For unobstructed visibility forward and for viewing the sails there are twin steering stations. The lack of coamings and the level decks make for easy entry and exit from the large cockpit. Forward and protected by the hard dodger there is a starboard helm station with full controls and a Raymarine radar overlay plotter. In addition, electronics include a Raystar 125 GPS, Raymarine ST60 Plus depthsounder, and Raymarine E80 and E120 cockpit repeaters. The communications package includes an Icom M-802 single sideband radio, Icom M-602 VHF and Raymarine Navionics software. The autopilot is a Raymarine ST7001 with a 24 V type II hydraulic pump and a GyroPlus rate transducer Z179.
Robin’s power plant is a 300-hp John Deere 6068, six-cylinder turbocharged diesel mated to a Twin Disc MG 5050 2:45:1 gearbox. An Aquamet 22 60-mm shaft turns a Bruton Varifold 4-blade (30-inch by 22-inch pitch) prop. Single lever electronic controls are installed in the pilothouse and at the starboard helm station. Steering at the starboard station is by autopilot remote. There is a Whisper 12, 11.6-kW genset for auxiliary power and a Mastervolt Dakar 24/5000 W inverter. The rest of the machinery space includes two Cruisair heating/air-conditioning units, HRO 300-gallon watermaker, and plenty of space for spare parts and tools. Additional pumps and other gear are located in the lazarette locker.
Belowdecks, Robin is laid out for live-aboard comfort and ease of entertaining. The fit and finish are world class and feature Epifanes satin-fininshed, raised panel American cherry throughout. The removable cabin soles are classic teak and holly. The engine room and machinery space are located on the centerline below the cockpit, ahead of the aft cabin, creating a port passageway aft and a u-shaped galley to starboard. A deep, top-loading freezer and a Bosch washer and dryer utilize the space on the outboard side of the port passageway heading aft, and there is a longitudinal countertop that can serve as a convenient bar.
An offshore-capable galley

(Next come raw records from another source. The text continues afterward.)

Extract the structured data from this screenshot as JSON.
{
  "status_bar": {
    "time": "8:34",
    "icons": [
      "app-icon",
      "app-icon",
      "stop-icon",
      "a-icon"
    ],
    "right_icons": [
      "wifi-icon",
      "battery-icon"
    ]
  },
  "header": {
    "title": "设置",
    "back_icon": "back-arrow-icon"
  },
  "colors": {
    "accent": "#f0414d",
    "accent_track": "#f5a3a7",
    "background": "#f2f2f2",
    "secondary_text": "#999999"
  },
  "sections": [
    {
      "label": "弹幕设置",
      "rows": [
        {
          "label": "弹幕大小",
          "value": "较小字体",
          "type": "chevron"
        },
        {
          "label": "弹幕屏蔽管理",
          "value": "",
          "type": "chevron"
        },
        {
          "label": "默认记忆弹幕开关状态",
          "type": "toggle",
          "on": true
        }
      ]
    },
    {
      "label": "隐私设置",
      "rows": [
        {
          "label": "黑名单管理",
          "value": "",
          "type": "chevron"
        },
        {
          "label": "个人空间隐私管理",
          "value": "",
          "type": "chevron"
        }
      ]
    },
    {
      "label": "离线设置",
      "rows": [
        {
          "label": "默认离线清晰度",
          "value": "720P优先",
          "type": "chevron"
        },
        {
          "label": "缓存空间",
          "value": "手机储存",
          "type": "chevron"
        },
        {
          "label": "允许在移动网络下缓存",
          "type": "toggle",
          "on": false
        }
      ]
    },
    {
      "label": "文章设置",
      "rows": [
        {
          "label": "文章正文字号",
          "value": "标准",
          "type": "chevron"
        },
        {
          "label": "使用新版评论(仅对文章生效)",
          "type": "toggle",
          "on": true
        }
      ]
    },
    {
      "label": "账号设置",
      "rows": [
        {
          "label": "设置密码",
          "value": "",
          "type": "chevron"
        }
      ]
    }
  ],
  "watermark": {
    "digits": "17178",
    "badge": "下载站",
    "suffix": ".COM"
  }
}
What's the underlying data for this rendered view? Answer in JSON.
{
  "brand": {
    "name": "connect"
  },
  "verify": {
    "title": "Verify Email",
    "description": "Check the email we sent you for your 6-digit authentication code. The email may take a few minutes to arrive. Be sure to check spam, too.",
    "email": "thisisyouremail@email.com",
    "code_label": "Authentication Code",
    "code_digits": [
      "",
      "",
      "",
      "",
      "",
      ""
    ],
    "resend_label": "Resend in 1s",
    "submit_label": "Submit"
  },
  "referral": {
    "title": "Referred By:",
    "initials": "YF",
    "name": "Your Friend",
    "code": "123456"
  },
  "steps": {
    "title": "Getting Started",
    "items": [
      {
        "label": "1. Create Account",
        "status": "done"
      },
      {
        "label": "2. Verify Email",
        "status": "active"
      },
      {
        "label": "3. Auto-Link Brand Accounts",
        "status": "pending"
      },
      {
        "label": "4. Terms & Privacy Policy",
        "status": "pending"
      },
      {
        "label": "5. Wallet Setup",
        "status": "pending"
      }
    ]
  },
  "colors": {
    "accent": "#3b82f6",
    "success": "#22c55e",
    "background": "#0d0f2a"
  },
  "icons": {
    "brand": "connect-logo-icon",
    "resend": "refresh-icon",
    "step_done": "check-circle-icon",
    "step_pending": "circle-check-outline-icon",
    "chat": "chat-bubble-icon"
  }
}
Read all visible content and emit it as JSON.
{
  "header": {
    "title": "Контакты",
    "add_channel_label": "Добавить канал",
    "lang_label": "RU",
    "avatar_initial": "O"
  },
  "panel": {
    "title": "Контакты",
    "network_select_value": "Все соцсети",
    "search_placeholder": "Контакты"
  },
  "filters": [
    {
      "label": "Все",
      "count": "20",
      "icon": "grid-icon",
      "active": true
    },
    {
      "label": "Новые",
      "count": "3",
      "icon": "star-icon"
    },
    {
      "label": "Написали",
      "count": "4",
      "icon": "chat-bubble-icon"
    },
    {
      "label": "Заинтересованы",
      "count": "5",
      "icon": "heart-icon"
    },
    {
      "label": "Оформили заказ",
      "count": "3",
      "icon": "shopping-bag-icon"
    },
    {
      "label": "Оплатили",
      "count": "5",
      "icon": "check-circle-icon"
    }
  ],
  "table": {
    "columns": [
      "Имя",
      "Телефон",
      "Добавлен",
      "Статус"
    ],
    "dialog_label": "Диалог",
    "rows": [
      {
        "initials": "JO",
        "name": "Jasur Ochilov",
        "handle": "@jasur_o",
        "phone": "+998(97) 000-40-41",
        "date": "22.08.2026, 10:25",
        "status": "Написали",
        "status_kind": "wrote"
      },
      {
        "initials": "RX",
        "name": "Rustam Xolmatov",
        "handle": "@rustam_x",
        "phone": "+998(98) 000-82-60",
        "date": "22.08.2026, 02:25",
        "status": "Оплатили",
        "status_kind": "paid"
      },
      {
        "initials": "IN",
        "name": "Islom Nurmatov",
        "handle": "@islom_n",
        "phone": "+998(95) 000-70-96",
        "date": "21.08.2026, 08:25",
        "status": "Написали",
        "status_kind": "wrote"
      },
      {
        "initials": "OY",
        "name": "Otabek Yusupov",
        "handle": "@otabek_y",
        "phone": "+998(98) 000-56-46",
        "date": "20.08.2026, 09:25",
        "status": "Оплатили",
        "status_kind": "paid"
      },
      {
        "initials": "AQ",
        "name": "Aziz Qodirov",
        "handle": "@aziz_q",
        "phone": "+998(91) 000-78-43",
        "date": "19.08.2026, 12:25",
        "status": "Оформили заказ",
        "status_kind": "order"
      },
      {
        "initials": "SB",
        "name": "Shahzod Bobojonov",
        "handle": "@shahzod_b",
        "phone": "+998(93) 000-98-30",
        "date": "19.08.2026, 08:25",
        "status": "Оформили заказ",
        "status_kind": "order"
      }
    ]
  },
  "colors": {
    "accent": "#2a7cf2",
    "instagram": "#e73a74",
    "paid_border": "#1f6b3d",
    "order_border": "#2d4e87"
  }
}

Robin’s galley is well designed for entertaining as well as offshore use. Sturdy deep fiddles keep items in place on the granite counter top. Lockers and drawers are thoughtfully placed and the double stainless steel Scandvik sink is deep — as is the trash bin — a feature often seriously overlooked on voyaging boats. There is a large custom Grunert 3-plate reefer, a Sharp microwave, trash compactor and dishwasher. Both the freezer and the reefer have stainless steel shelving.
The roomy owner’s stateroom is aft, and it has been designed with excellent headroom. There is a king-sized double berth, a built-in desk and seat, and the stateroom abounds with storage space. All of the drawers are large, and the hanging lockers deep and cedar lined. The owner’s head is divided fore and aft and is equipped with a Tecma Silence Plus head, Sealand porcelain sink, vanity and separate shower stall.
The forward guest cabin has two wide vee-berths and is fitted and finished like the owner’s stateroom. There is an ensuite head that also serves the adjacent portside two-berth crew cabin. The doors in the head ensure privacy for either cabin and enable its use as a day head.
The Hood 55 Expedition Robin embodies the best of the best in a voyaging yacht — and without compromise. It is no surprise that such a vessel should come from Hood as it reflects the unique vision of one of the finest yacht designers, sailmakers and boat builders of our time.